  • 30. which contribute to the pull to the destination  Tourists interact with these attributes, and it characterizes their tourism experiences and defines the qualities of services of experiences. Article: Gnoth (2002)
  • 31. 2. Branding the essential tourism service which facilitate the tourism experience  Intangibles allows a company, region, or country to provide unique service delivery. Branding the services facilitating the attraction the second level of brand extension. Article: Gnoth (2002)
  • 32. 3. Brand extension to supporting infrastructure, non-tourism, and export industries  Food grown in the country  Technological products (e.g. skis)  Socio-political infrastructure (reputational capital) ---------------------------------------------------------------------  Strategies to select important attributes are important. Article: Gnoth (2002)
  • 33. 4. All other products and services (producers or those product brands would like to leverage country brand image)  There are also brands which are strong enough on their own and don’t need a country brand’s help derived from tourism.  example:  “While there may be brand connections from tourism to these brands, the process is not always reversible.” Article: Gnoth (2002)
  • 34. The emergence and role of a country as a brand  Again, network is important!  When tourists experience cohesive attributes within a contiguous network throughout the country, new information is interpreted in a way that has been organized through past destination (country) brand experiences. Article: Gnoth (2002)
  • 35. Gnoth (2002) : Discussion  Isn’t is necessary in some cases that export brands need to be disjoined from tourism destination brand?  Some researchers argue that three levels of experiences (functional, experiential, and symbolic level) are not accumulative while others don’t. What do you think?  Isn’t it possible that “unifying” the brand image limits the scope of destination images and eventually narrows down the target market?  “While there may be brand connections from tourism to corporate brands, the process is not always reversible.” What do you think of this statement? Article: Gnoth (2002)

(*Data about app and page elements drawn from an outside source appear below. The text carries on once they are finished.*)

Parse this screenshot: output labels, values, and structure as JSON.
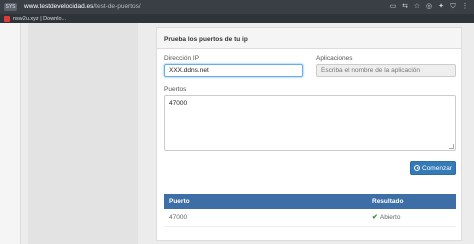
{
  "browser": {
    "site_badge": "SYS",
    "url_domain": "www.testdevelocidad.es",
    "url_path": "/test-de-puertos/",
    "bookmark_label": "nsw2u.xyz | Downlo..."
  },
  "panel": {
    "title": "Prueba los puertos de tu ip",
    "ip_label": "Dirección IP",
    "ip_value": "XXX.ddns.net",
    "apps_label": "Aplicaciones",
    "apps_placeholder": "Escriba el nombre de la aplicación",
    "ports_label": "Puertos",
    "ports_value": "47000",
    "start_button": "Comenzar"
  },
  "results": {
    "columns": [
      "Puerto",
      "Resultado"
    ],
    "rows": [
      {
        "port": "47000",
        "result": "Abierto"
      }
    ]
  },
  "colors": {
    "accent": "#337ab7",
    "table_header": "#3d6fa6",
    "open_status": "#3c8c3c"
  }
}
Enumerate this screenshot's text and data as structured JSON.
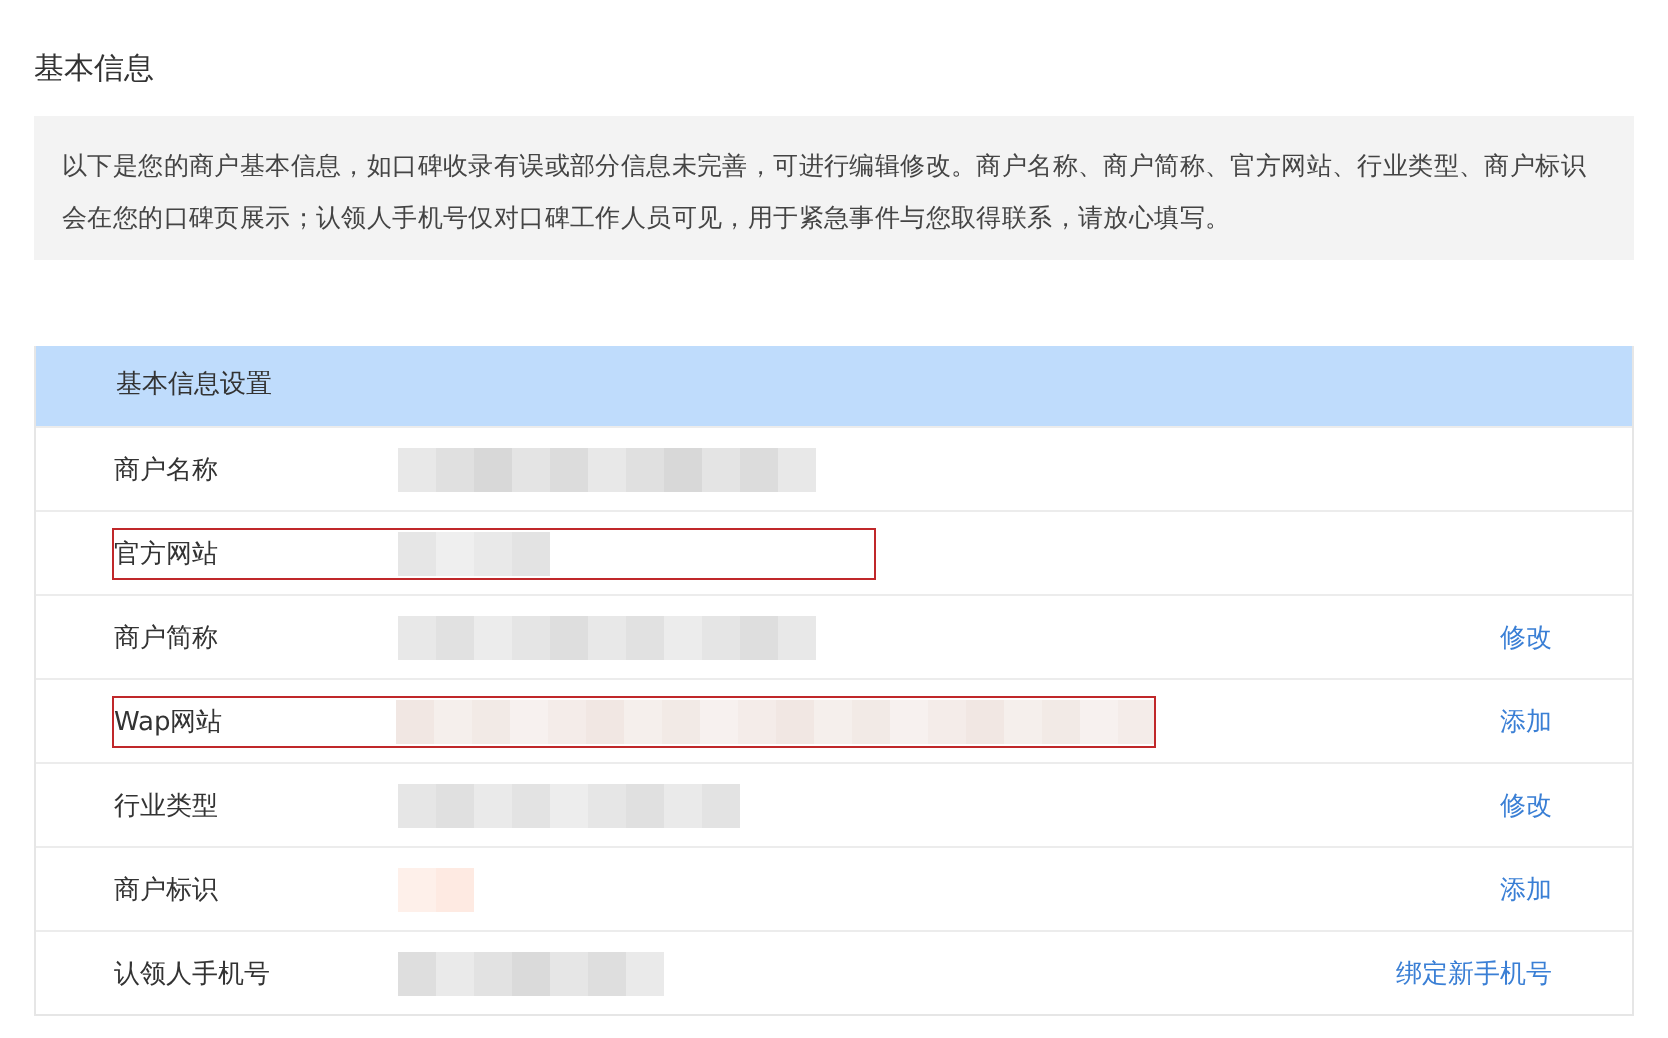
{
  "page_title": "基本信息",
  "notice": "以下是您的商户基本信息，如口碑收录有误或部分信息未完善，可进行编辑修改。商户名称、商户简称、官方网站、行业类型、商户标识会在您的口碑页展示；认领人手机号仅对口碑工作人员可见，用于紧急事件与您取得联系，请放心填写。",
  "table": {
    "title": "基本信息设置",
    "rows": [
      {
        "label": "商户名称",
        "highlighted": false
      },
      {
        "label": "官方网站",
        "highlighted": true
      },
      {
        "label": "商户简称",
        "highlighted": false,
        "action": "修改"
      },
      {
        "label": "Wap网站",
        "highlighted": true,
        "action": "添加"
      },
      {
        "label": "行业类型",
        "highlighted": false,
        "action": "修改"
      },
      {
        "label": "商户标识",
        "highlighted": false,
        "action": "添加"
      },
      {
        "label": "认领人手机号",
        "highlighted": false,
        "action": "绑定新手机号"
      }
    ]
  }
}
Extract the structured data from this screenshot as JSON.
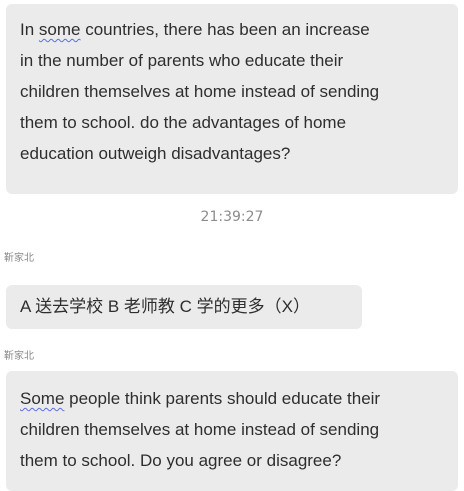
{
  "messages": [
    {
      "lead_word": "In",
      "squiggle_word": "some",
      "lines": [
        " countries, there has been an increase",
        "in the number of parents who educate their",
        "children themselves at home instead of sending",
        "them to school. do the advantages of home",
        "education outweigh disadvantages?"
      ]
    },
    {
      "sender": "靳家北",
      "text": "A 送去学校 B 老师教 C 学的更多（X）"
    },
    {
      "sender": "靳家北",
      "squiggle_word": "Some",
      "lines": [
        " people think parents should educate their",
        "children themselves at home instead of sending",
        "them to school. Do you agree or disagree?"
      ]
    }
  ],
  "timestamp": "21:39:27",
  "colors": {
    "bubble_bg": "#ebebeb",
    "spellcheck_underline": "#5a6ee0",
    "meta_text": "#8c8c8c"
  }
}
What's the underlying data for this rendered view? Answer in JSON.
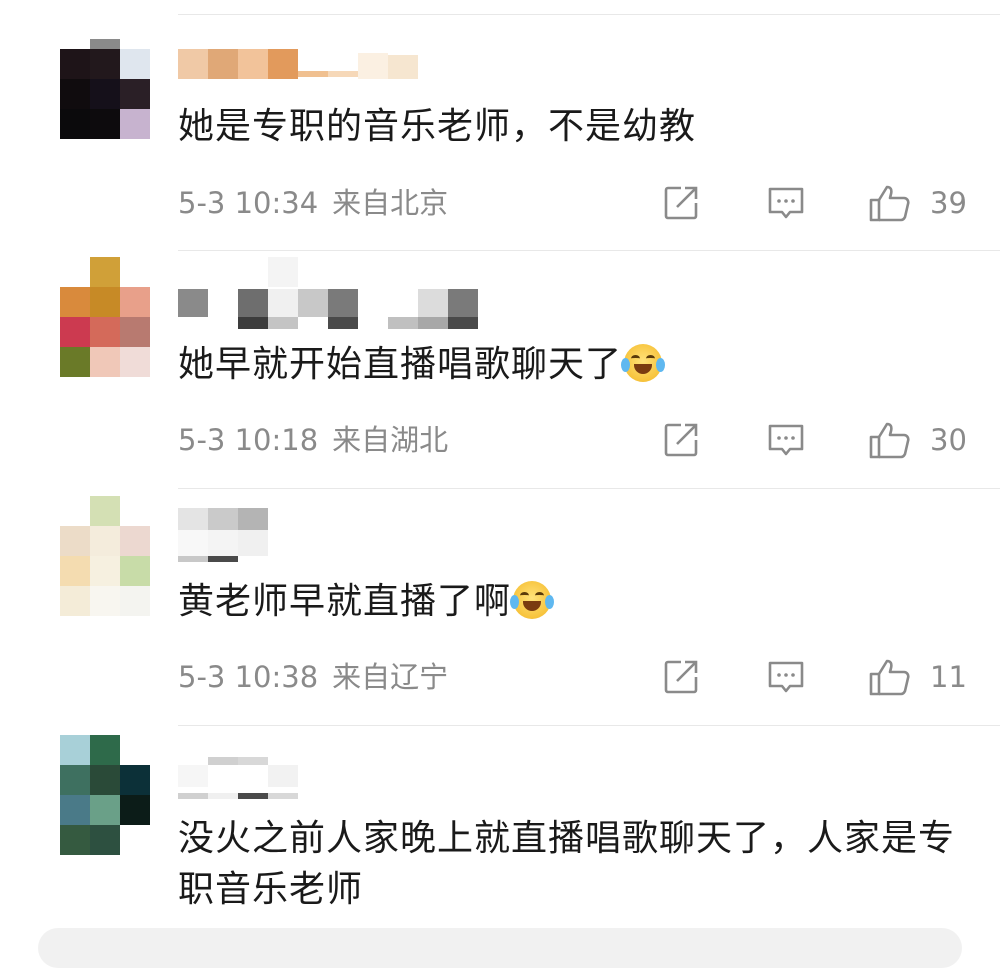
{
  "comments": [
    {
      "user": "",
      "text": "她是专职的音乐老师，不是幼教",
      "date": "5-3 10:34",
      "location": "来自北京",
      "likes": "39",
      "avatar_colors": [
        "#1e1418",
        "#22181c",
        "#dfe6ee",
        "#100c0e",
        "#15101a",
        "#2a1f26",
        "#0b0a0c",
        "#0d0b0d",
        "#c7b3cf"
      ]
    },
    {
      "user": "",
      "text": "她早就开始直播唱歌聊天了",
      "emoji": "laugh-cry-icon",
      "date": "5-3 10:18",
      "location": "来自湖北",
      "likes": "30",
      "avatar_colors": [
        "#d98a3c",
        "#c78a26",
        "#e8a08a",
        "#cc3a50",
        "#d46a5a",
        "#b87a70",
        "#6a7a28",
        "#f0c8b8",
        "#f0dcd8"
      ]
    },
    {
      "user": "",
      "text": "黄老师早就直播了啊",
      "emoji": "laugh-cry-icon",
      "date": "5-3 10:38",
      "location": "来自辽宁",
      "likes": "11",
      "avatar_colors": [
        "#ecdcc8",
        "#f4ecdc",
        "#ecd8d0",
        "#f4dcb0",
        "#f6f0e0",
        "#c8dca8",
        "#f4ecd8",
        "#f8f6f0",
        "#f4f4f0"
      ]
    },
    {
      "user": "",
      "text": "没火之前人家晚上就直播唱歌聊天了，人家是专职音乐老师",
      "avatar_colors": [
        "#3e7060",
        "#2a4a38",
        "#0c3038",
        "#4a7a88",
        "#6aa088",
        "#0c1c18",
        "#355a40",
        "#2d5040",
        "#e8eee8"
      ]
    }
  ],
  "icons": {
    "share": "share-icon",
    "comment": "comment-icon",
    "like": "thumbs-up-icon"
  }
}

  • 36. Review Conclusion  Gnoth (2002)  Managing tourism systems as network + managing brand attributes are important.  Keller, Ch. 7  Customers expect that there are same attributes between the source factors and the brand. Consequently, marketers can borrow the brand equity from these source to enhance their own brand equity.  8 ways to leverage secondary associations : 1) the company 2) the country or other geographic location 3) other channel members that sell the product 4) other brands such as ingredient brands 5) licensed characters 6) endorsers 7) events 8) third-party sources  Risks exist : Marketers have to sacrifice control.